The Construction of Professional Identity
Articles and Chapters
  • Brianna B Caza, University of Manitoba
  • Stephanie J. Creary, Cornell University School of Hotel Administration
Publication Date
1-29-2016
Abstract

[Excerpt] The classification of ‘professions’ has been a debated topic (Abbott, 1988; Friedson 2001), with several researchers putting forth varying criteria which distinguish a profession from other occupations. Previously, an individual would be considered a professional only once they had completed and attained all of the training, certifications and credentials of a professional occupation and, of course, internalized this profession’s values and norms (Wilensky, 1964). Recently, researchers have begun to relax the criteria for classifying professional occupations, insisting only that the occupation be skill- or education-based (Benveniste, 1987; Ibarra, 1999). Furthermore, in today’s workplace, which is burgeoning with independent knowledge workers, the term ‘profession’ is often used as an adjective rather than a noun, describing how individuals carry out their work with knowledge and skill rather than the specific kind of work they do (see Chapter 9 in this book).
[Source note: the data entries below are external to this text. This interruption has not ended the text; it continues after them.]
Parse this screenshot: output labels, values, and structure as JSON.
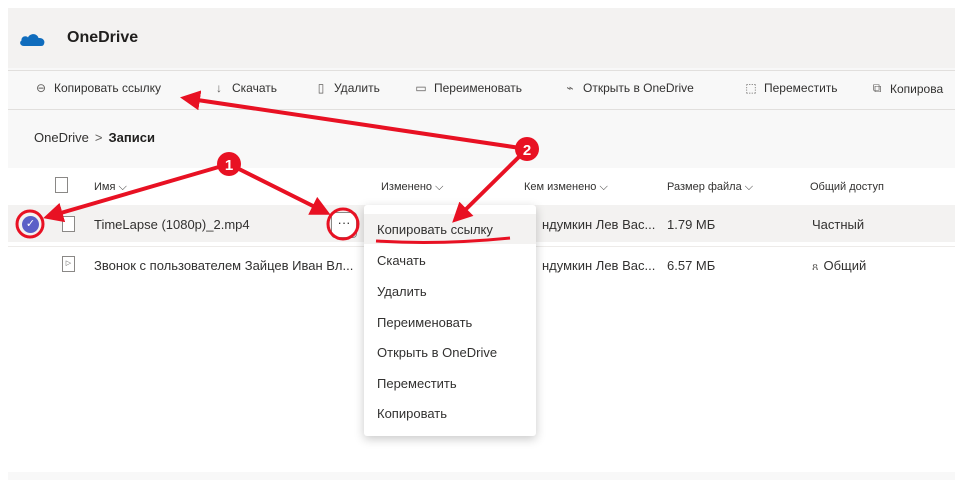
{
  "header": {
    "app_title": "OneDrive",
    "logo_icon": "onedrive-cloud-icon",
    "brand_color": "#0f6cbd"
  },
  "toolbar": {
    "items": [
      {
        "label": "Копировать ссылку",
        "icon": "link-icon"
      },
      {
        "label": "Скачать",
        "icon": "download-icon"
      },
      {
        "label": "Удалить",
        "icon": "trash-icon"
      },
      {
        "label": "Переименовать",
        "icon": "rename-icon"
      },
      {
        "label": "Открыть в OneDrive",
        "icon": "open-icon"
      },
      {
        "label": "Переместить",
        "icon": "move-icon"
      },
      {
        "label": "Копирова",
        "icon": "copy-icon"
      }
    ]
  },
  "breadcrumb": {
    "root": "OneDrive",
    "separator": ">",
    "current": "Записи"
  },
  "list": {
    "columns": [
      "Имя",
      "Изменено",
      "Кем изменено",
      "Размер файла",
      "Общий доступ"
    ],
    "rows": [
      {
        "name": "TimeLapse (1080p)_2.mp4",
        "modified_by": "ндумкин Лев Вас...",
        "size": "1.79 МБ",
        "sharing": "Частный",
        "selected": true
      },
      {
        "name": "Звонок с пользователем Зайцев Иван Вл...",
        "modified_by": "ндумкин Лев Вас...",
        "size": "6.57 МБ",
        "sharing": "Общий",
        "selected": false
      }
    ]
  },
  "context_menu": {
    "items": [
      "Копировать ссылку",
      "Скачать",
      "Удалить",
      "Переименовать",
      "Открыть в OneDrive",
      "Переместить",
      "Копировать"
    ]
  },
  "annotations": {
    "markers": [
      "1",
      "2"
    ],
    "color": "#e81123"
  },
  "more_button": {
    "glyph": "···"
  }
}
Comments

Required Publisher Statement
© Edward Elgar Publishing. Final version published as: Caza, B. B., & Creary, S. J. (2016). The construction of professional identity. In A. Wilkinson, D. Hislop, & C. Coupland (Eds.), Perspectives on contemporary professional work: Challenges and experiences (pp. 259-285). Cheltenham, UK: Edward Elgar Publishing. Reprinted with permission. All rights reserved.

Citation Information

Caza, B. B., & Creary, S. J. (2016). The construction of professional identity [Electronic version]. Retrieved [insert date], from Cornell University, SHA School site: http://scholarship.sha.cornell.edu/articles/878